After the Passaic Valley Water Commission submitted designs to the state to place two 24-foot-high water storage tanks at the Stanley M. Levine Reservoir late last month, advocate say the fight is now over the federal review of the project.
“A whole new battle front will open soon in the area of federal 106 review,” said Bob Guarasci, executive director at the New Jersey Community Development Corporation (NJCDC), which has been vehemently opposed to the tanks project. “What still needs to be determined is whether or not what they are proposing complies with historic requirements.”
Guarasci said the review is delegated by the federal government to the State Historic Preservation Officer. “There’s going to be a very high hurdle for this plan to get through the historic review process,” he said.
Built in 1885, the reservoir is a “contributing asset” to the Great Falls National Park, subjecting it to review by the U.S. Department of Interior.

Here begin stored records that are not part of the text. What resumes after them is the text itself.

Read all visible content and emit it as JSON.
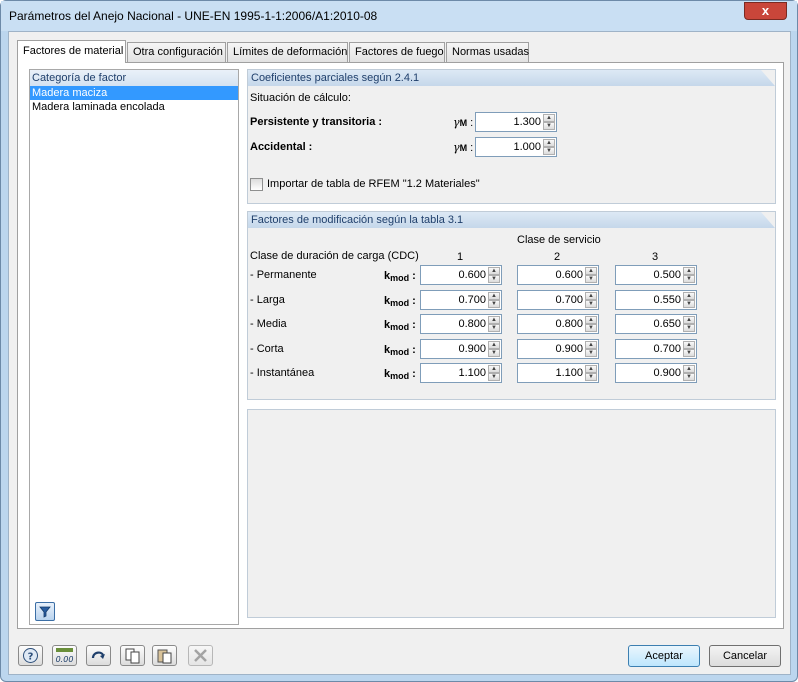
{
  "window": {
    "title": "Parámetros del Anejo Nacional - UNE-EN 1995-1-1:2006/A1:2010-08",
    "close": "x"
  },
  "tabs": [
    "Factores de material",
    "Otra configuración",
    "Límites de deformación",
    "Factores de fuego",
    "Normas usadas"
  ],
  "category": {
    "header": "Categoría de factor",
    "items": [
      "Madera maciza",
      "Madera laminada encolada"
    ]
  },
  "partial": {
    "header": "Coeficientes parciales según 2.4.1",
    "situation": "Situación de cálculo:",
    "rows": [
      {
        "label": "Persistente y transitoria :",
        "symbol": "γ",
        "sub": "M",
        "value": "1.300"
      },
      {
        "label": "Accidental :",
        "symbol": "γ",
        "sub": "M",
        "value": "1.000"
      }
    ],
    "import_label": "Importar de tabla de RFEM \"1.2 Materiales\""
  },
  "kmod": {
    "header": "Factores de modificación según la tabla 3.1",
    "service_class": "Clase de servicio",
    "duration_label": "Clase de duración de carga (CDC)",
    "cols": [
      "1",
      "2",
      "3"
    ],
    "symbol": "k",
    "sub": "mod",
    "rows": [
      {
        "label": "- Permanente",
        "values": [
          "0.600",
          "0.600",
          "0.500"
        ]
      },
      {
        "label": "- Larga",
        "values": [
          "0.700",
          "0.700",
          "0.550"
        ]
      },
      {
        "label": "- Media",
        "values": [
          "0.800",
          "0.800",
          "0.650"
        ]
      },
      {
        "label": "- Corta",
        "values": [
          "0.900",
          "0.900",
          "0.700"
        ]
      },
      {
        "label": "- Instantánea",
        "values": [
          "1.100",
          "1.100",
          "0.900"
        ]
      }
    ]
  },
  "buttons": {
    "ok": "Aceptar",
    "cancel": "Cancelar"
  }
}
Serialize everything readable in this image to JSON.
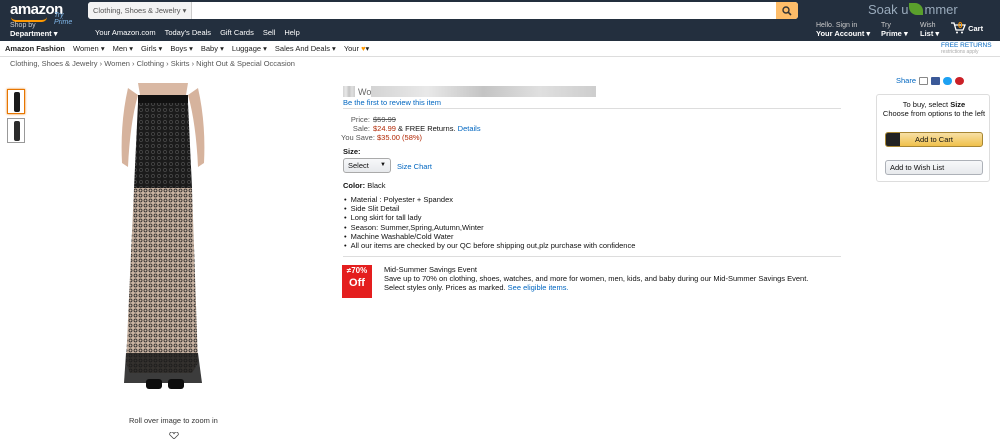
{
  "header": {
    "logo_text": "amazon",
    "logo_sub": "Try Prime",
    "search_category": "Clothing, Shoes & Jewelry",
    "search_placeholder": "",
    "promo_text_1": "Soak u",
    "promo_text_2": "mmer",
    "shop_by_line1": "Shop by",
    "shop_by_line2": "Department",
    "nav_links": [
      "Your Amazon.com",
      "Today's Deals",
      "Gift Cards",
      "Sell",
      "Help"
    ],
    "account_line1": "Hello. Sign in",
    "account_line2": "Your Account",
    "prime_line1": "Try",
    "prime_line2": "Prime",
    "wish_line1": "Wish",
    "wish_line2": "List",
    "cart_count": "0",
    "cart_label": "Cart"
  },
  "subnav": {
    "items": [
      "Amazon Fashion",
      "Women",
      "Men",
      "Girls",
      "Boys",
      "Baby",
      "Luggage",
      "Sales And Deals",
      "Your"
    ],
    "free_returns_1": "FREE RETURNS",
    "free_returns_2": "restrictions apply"
  },
  "breadcrumb": "Clothing, Shoes & Jewelry › Women › Clothing › Skirts › Night Out & Special Occasion",
  "gallery": {
    "zoom_note": "Roll over image to zoom in"
  },
  "product": {
    "title_visible": "Wo",
    "review_link": "Be the first to review this item",
    "price_label": "Price:",
    "price_value": "$59.99",
    "sale_label": "Sale:",
    "sale_value": "$24.99",
    "sale_extra": "& FREE Returns.",
    "details_link": "Details",
    "save_label": "You Save:",
    "save_value": "$35.00 (58%)",
    "size_label": "Size:",
    "size_select": "Select",
    "size_chart": "Size Chart",
    "color_label": "Color:",
    "color_value": "Black",
    "bullets": [
      "Material : Polyester + Spandex",
      "Side Slit Detail",
      "Long skirt for tall lady",
      "Season: Summer,Spring,Autumn,Winter",
      "Machine Washable/Cold Water",
      "All our items are checked by our QC before shipping out,plz purchase with confidence"
    ]
  },
  "event": {
    "badge_pct": "70%",
    "badge_off": "Off",
    "title": "Mid-Summer Savings Event",
    "line1": "Save up to 70% on clothing, shoes, watches, and more for women, men, kids, and baby during our Mid-Summer Savings Event.",
    "line2_text": "Select styles only. Prices as marked.",
    "line2_link": "See eligible items."
  },
  "buybox": {
    "share_label": "Share",
    "instruction_1": "To buy, select",
    "instruction_bold": "Size",
    "instruction_2": "Choose from options to the left",
    "add_to_cart": "Add to Cart",
    "add_to_wishlist": "Add to Wish List"
  },
  "colors": {
    "header_bg": "#232f3e",
    "accent": "#f90",
    "link": "#0066c0",
    "price_red": "#b12704",
    "badge_red": "#e41e1e"
  }
}
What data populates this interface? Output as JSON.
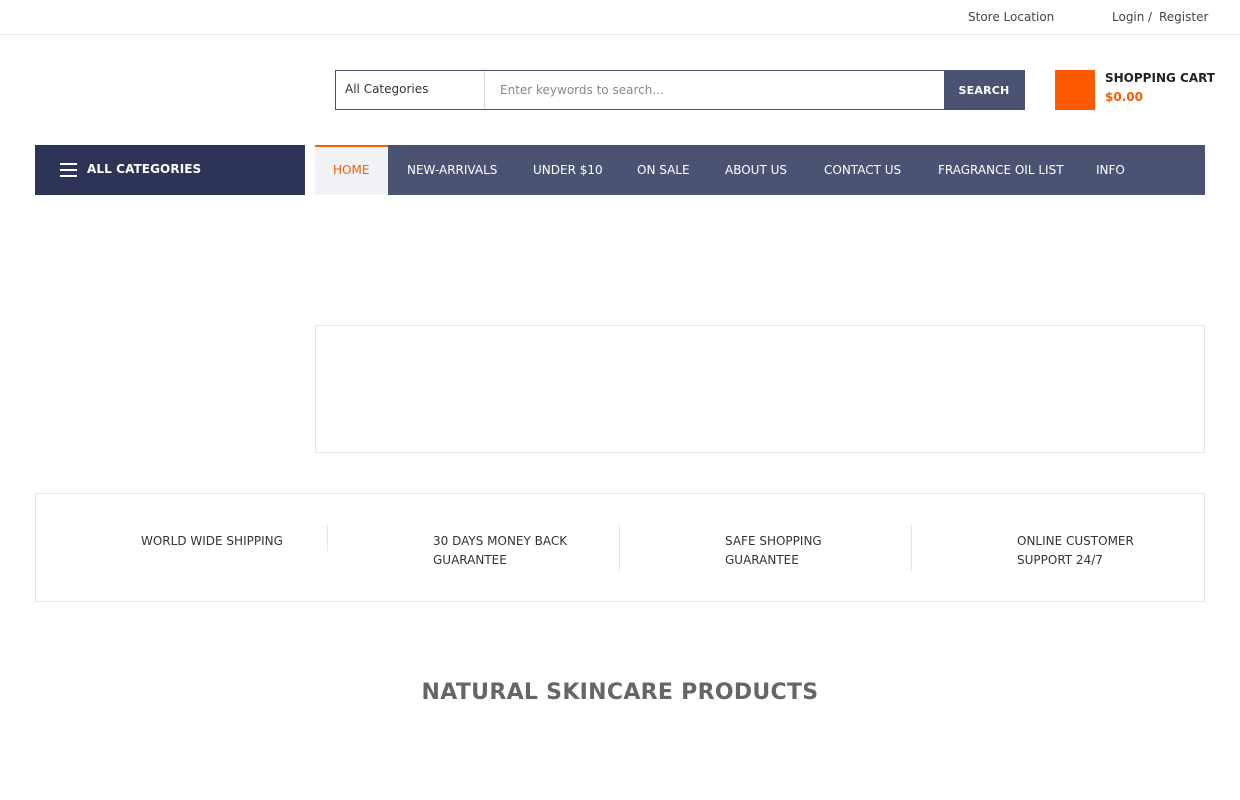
{
  "topbar": {
    "store_location": "Store Location",
    "login": "Login",
    "separator": "/",
    "register": "Register"
  },
  "search": {
    "category": "All Categories",
    "placeholder": "Enter keywords to search...",
    "button": "SEARCH"
  },
  "cart": {
    "label": "SHOPPING CART",
    "amount": "$0.00"
  },
  "nav": {
    "all_categories": "ALL CATEGORIES",
    "items": [
      {
        "label": "HOME"
      },
      {
        "label": "NEW-ARRIVALS"
      },
      {
        "label": "UNDER $10"
      },
      {
        "label": "ON SALE"
      },
      {
        "label": "ABOUT US"
      },
      {
        "label": "CONTACT US"
      },
      {
        "label": "FRAGRANCE OIL LIST"
      },
      {
        "label": "INFO"
      }
    ]
  },
  "features": [
    {
      "line1": "WORLD WIDE SHIPPING",
      "line2": ""
    },
    {
      "line1": "30 DAYS MONEY BACK",
      "line2": "GUARANTEE"
    },
    {
      "line1": "SAFE SHOPPING",
      "line2": "GUARANTEE"
    },
    {
      "line1": "ONLINE CUSTOMER",
      "line2": "SUPPORT 24/7"
    }
  ],
  "section_title": "NATURAL SKINCARE PRODUCTS",
  "colors": {
    "accent": "#ff5a00",
    "nav_bg": "#4a5372",
    "all_categories_bg": "#2c3558"
  }
}
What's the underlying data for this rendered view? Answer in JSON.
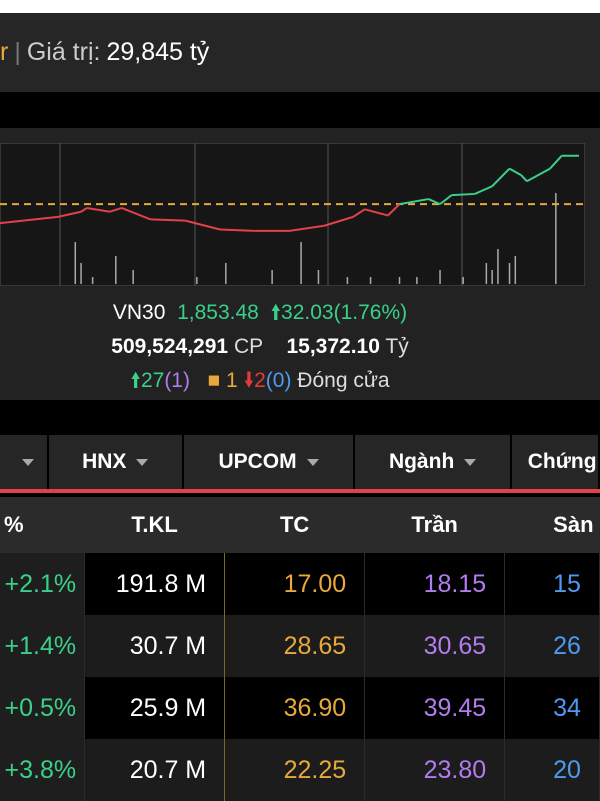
{
  "header": {
    "partial_label": "r",
    "separator": "|",
    "value_label": "Giá trị:",
    "value": "29,845 tỷ"
  },
  "index": {
    "name": "VN30",
    "value": "1,853.48",
    "change": "32.03(1.76%)",
    "volume": "509,524,291",
    "volume_unit": "CP",
    "turnover": "15,372.10",
    "turnover_unit": "Tỷ",
    "up": "27",
    "up_ceiling": "(1)",
    "unchanged": "1",
    "down": "2",
    "down_floor": "(0)",
    "status": "Đóng cửa"
  },
  "tabs": [
    {
      "label": ""
    },
    {
      "label": "HNX"
    },
    {
      "label": "UPCOM"
    },
    {
      "label": "Ngành"
    },
    {
      "label": "Chứng"
    }
  ],
  "table": {
    "headers": [
      "%",
      "T.KL",
      "TC",
      "Trần",
      "Sàn"
    ],
    "rows": [
      [
        "+2.1%",
        "191.8 M",
        "17.00",
        "18.15",
        "15"
      ],
      [
        "+1.4%",
        "30.7 M",
        "28.65",
        "30.65",
        "26"
      ],
      [
        "+0.5%",
        "25.9 M",
        "36.90",
        "39.45",
        "34"
      ],
      [
        "+3.8%",
        "20.7 M",
        "22.25",
        "23.80",
        "20"
      ]
    ]
  },
  "colors": {
    "up": "#3ad08a",
    "down": "#e0414a",
    "ref": "#e8a93a",
    "ceiling": "#b27bf0",
    "floor": "#4e9af0"
  },
  "chart_data": {
    "type": "line",
    "title": "VN30 intraday",
    "reference": 1821.45,
    "ylim": [
      1795,
      1858
    ],
    "x": [
      0,
      10,
      14,
      15,
      19,
      21,
      26,
      32,
      38,
      44,
      50,
      56,
      61,
      63,
      67,
      69,
      74,
      76,
      78,
      82,
      85,
      88,
      90,
      91,
      95,
      97,
      100
    ],
    "values": [
      1808.8,
      1813,
      1816.4,
      1818.9,
      1816.4,
      1818.9,
      1811.3,
      1810.5,
      1804.6,
      1803.7,
      1803.7,
      1807.1,
      1813,
      1818,
      1813.9,
      1821.45,
      1824.8,
      1821.45,
      1827.4,
      1828.2,
      1833.3,
      1845,
      1840.7,
      1836.6,
      1845,
      1853.5,
      1853.5
    ],
    "volume": [
      [
        13,
        6
      ],
      [
        14,
        3
      ],
      [
        16,
        1
      ],
      [
        20,
        4
      ],
      [
        23,
        2
      ],
      [
        34,
        1
      ],
      [
        39,
        3
      ],
      [
        47,
        2
      ],
      [
        52,
        6
      ],
      [
        55,
        2
      ],
      [
        60,
        1
      ],
      [
        64,
        1
      ],
      [
        69,
        1
      ],
      [
        72,
        1
      ],
      [
        76,
        2
      ],
      [
        80,
        1
      ],
      [
        84,
        3
      ],
      [
        85,
        2
      ],
      [
        86,
        5
      ],
      [
        88,
        3
      ],
      [
        89,
        4
      ],
      [
        96,
        13
      ]
    ]
  }
}
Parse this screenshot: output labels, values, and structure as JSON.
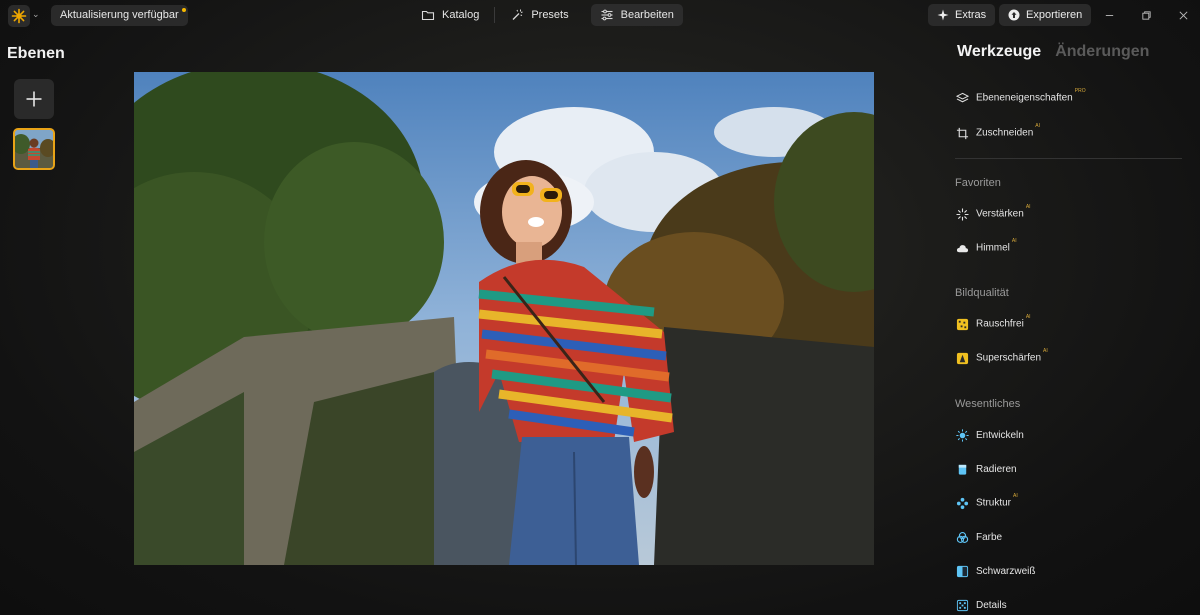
{
  "topbar": {
    "update_label": "Aktualisierung verfügbar",
    "nav": [
      {
        "label": "Katalog",
        "icon": "folder-icon",
        "active": false
      },
      {
        "label": "Presets",
        "icon": "magic-wand-icon",
        "active": false
      },
      {
        "label": "Bearbeiten",
        "icon": "sliders-icon",
        "active": true
      }
    ],
    "extras_label": "Extras",
    "export_label": "Exportieren"
  },
  "left_panel": {
    "title": "Ebenen"
  },
  "right_panel": {
    "tabs": [
      "Werkzeuge",
      "Änderungen"
    ],
    "top_tools": [
      {
        "label": "Ebeneneigenschaften",
        "tag": "PRO",
        "icon": "layers-icon"
      },
      {
        "label": "Zuschneiden",
        "tag": "AI",
        "icon": "crop-icon"
      }
    ],
    "sections": [
      {
        "title": "Favoriten",
        "tools": [
          {
            "label": "Verstärken",
            "tag": "AI",
            "icon": "sparkle-burst-icon"
          },
          {
            "label": "Himmel",
            "tag": "AI",
            "icon": "cloud-icon"
          }
        ]
      },
      {
        "title": "Bildqualität",
        "tools": [
          {
            "label": "Rauschfrei",
            "tag": "AI",
            "icon": "noise-icon"
          },
          {
            "label": "Superschärfen",
            "tag": "AI",
            "icon": "sharpen-icon"
          }
        ]
      },
      {
        "title": "Wesentliches",
        "tools": [
          {
            "label": "Entwickeln",
            "tag": "",
            "icon": "sun-icon"
          },
          {
            "label": "Radieren",
            "tag": "",
            "icon": "eraser-icon"
          },
          {
            "label": "Struktur",
            "tag": "AI",
            "icon": "structure-icon"
          },
          {
            "label": "Farbe",
            "tag": "",
            "icon": "color-rings-icon"
          },
          {
            "label": "Schwarzweiß",
            "tag": "",
            "icon": "black-white-icon"
          },
          {
            "label": "Details",
            "tag": "",
            "icon": "details-grid-icon"
          }
        ]
      }
    ]
  },
  "colors": {
    "accent": "#e8a317",
    "tool_icon": "#8fd0f5",
    "tag": "#d7a93a"
  }
}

A movement has formed in opposition to the tanks project which will cost $135 million. The first phase of the project involves draining a portion of the Levine Reservoir to place the tanks. The second and third phases call for tanks at the New Street and Great Notch reservoirs.
Joe Bella, executive director of the commission, said the tanks project needs to obtain a series of approvals. Besides the submission of the administrative consent order (ACO) to the Division of Water Supply and Geoscience within the Monday, February 15th, 2016 deadline, the commission has to obtain storm water permits and zoning approvals, said Bella.
Bella said the tanks impact is minimal on the Great Falls Historic District and the Great Falls National Park. “It’s not visible from the national park,” he said.
David Soo of the Friends of the Great Falls said the tanks will be visible from the park. “Mr. Bella doesn’t understand how much harm this is going to do to Paterson,” he said. “The district has lost enormous amount of fabric, buildings and contributing resources, since its original designation in the 1970s. Dozens of buildings have been burned.”
Soo said the historic district cannot afford to lose anymore resources without jeopardizing its designation as a national landmark.
The commission has shown designs where the water tanks are painted with a forest murals and hidden behind evergreen trees. The cost of hiding the tanks comes to $450,000, according to the commission.
Mayor Jose “Joey” Torres has said he would like to see the reservoir decommissioned and used to water the raceway system. He opposed the tanks at the reservoir in September 2014 at a public gathering in the Paterson Museum. Four months later, his daughter landed a job at the commission. He has not made any public statements against the project since then.
Torres did not respond to message for comments on Friday.
Bella said the raceway system can still be watered using the reservoir even after the tanks have been installed. He said the entire reservoir is not being drained, but only a small portion of it is being filled to place the two large water tanks.
The city’s lead problem may also be solved by adding corrosion inhibitor after the tanks are installed, said Bella. The commission is not able to add the chemical because it would result in an algae bloom at the open air reservoir, said officials.
Opponents of the tanks project include a large number of municipalities that purchase water from the commission. Many fear their rates will be jacked up to fund the project. Others, especially those in Woodland Park and Paterson worry about the destruction of the scenic environment around the Garret Mountain.
Paterson and other municipalities have passed resolutions opposing the tanks project. Opponents of the project said the tanks will not be constructed anytime soon.
“There’s a long way to go before the storage tanks will ever be built,” said Guarasci. “The final chapter of this sage is far from written.”